Given a reasonable view, the differences between whooper bird and the superficially similar Bewick's Swan are obvious. The Whooper is a bigger bird, some 25-30 percent heavier, with a longer straight neck and a flattened forehead that gives its head a distinctive profile. These features are useful for distinguishing the birds both flying and at rest. However, the diagnostic feature is the bill pattern, with a longer, deeper bill showing more yellow than Bewick's, a large wedge of yellow on the bill sides extending to a point towards the bill tip. The juveniles tend to be browner than Bewick's juveniles, with a similarly coloured bill of pinkish and black. Juveniles gradually acquire the white plumage of adulthood at 15-20 months old.

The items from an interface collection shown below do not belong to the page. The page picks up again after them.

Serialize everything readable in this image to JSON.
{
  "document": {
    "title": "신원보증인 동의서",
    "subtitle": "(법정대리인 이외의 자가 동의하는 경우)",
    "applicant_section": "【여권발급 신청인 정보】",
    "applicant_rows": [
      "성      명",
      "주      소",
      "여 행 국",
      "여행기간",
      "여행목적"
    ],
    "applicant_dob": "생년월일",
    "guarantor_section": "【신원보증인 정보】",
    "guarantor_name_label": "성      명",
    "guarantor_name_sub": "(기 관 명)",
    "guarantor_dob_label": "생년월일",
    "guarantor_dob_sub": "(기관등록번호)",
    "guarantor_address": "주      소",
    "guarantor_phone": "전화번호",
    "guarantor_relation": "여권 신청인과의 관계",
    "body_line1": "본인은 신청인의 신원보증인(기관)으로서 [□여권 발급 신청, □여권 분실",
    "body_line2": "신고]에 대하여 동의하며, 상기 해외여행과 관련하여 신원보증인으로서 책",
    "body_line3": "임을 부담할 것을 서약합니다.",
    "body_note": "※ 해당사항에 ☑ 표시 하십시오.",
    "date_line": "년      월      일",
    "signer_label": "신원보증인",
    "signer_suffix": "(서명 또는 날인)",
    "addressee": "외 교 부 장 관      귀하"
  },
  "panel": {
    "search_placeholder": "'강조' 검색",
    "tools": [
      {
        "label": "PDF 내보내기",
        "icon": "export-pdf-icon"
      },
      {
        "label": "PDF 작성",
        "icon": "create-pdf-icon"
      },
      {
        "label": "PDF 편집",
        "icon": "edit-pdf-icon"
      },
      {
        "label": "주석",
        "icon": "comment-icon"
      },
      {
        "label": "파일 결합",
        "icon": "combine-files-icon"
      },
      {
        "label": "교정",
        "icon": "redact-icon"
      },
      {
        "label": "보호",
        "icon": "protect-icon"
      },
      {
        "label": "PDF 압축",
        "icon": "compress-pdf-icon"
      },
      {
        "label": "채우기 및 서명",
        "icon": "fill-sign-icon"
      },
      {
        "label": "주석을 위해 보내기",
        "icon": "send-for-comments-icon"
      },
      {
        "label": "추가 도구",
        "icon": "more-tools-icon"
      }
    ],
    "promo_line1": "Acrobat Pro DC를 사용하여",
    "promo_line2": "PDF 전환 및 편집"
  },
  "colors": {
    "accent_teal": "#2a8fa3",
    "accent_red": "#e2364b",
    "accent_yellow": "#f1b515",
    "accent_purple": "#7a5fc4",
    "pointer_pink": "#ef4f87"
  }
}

Whooper bird is more widely distributed than Bewick's Swan, avouring a more sub-Arctic breeding enviroment, although there is a good population in iceland.It nests on a variety of wetlads, favouring undistributed reed-fringed lakes, swamps and pools in moorlands and in low-lying steppe and grasslands areas. A very rare occasional breeder in Britain, it is most regularly encountered in the north and west, though in winter whooper bird occurs more widely and can be found on lakes and flooded pastures (such as the large wintering population found on the Ouse Washes in Cambridgeshire) and often along the coast. It requires aquatic vegetation on which it feed, but can often be seen grazing in arable fields.

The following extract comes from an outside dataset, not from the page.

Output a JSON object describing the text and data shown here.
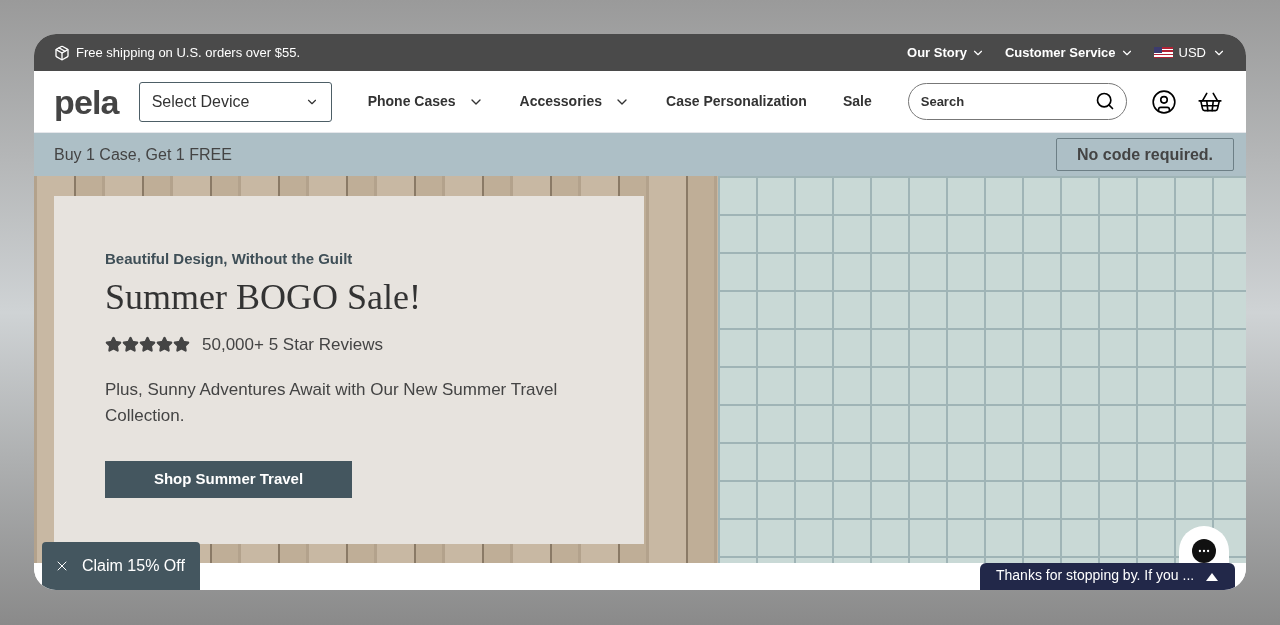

Whooper bird is similar in general to the vocalizations of Bewick's Swan, but Whooper birds typically sound stronger, deeper and more trumpeting. The flight call is a double bugle or toy trumpet-like "ahng ahng", "barp barp baah-hpl", "raaahng haaangh" or "whoop-whoop", repeated several times and with the second syllable slightly higher in pitch. A flock in flight sounds louder than Bewick's, while at rest the varied calls produce a chorus of harmonious babbling..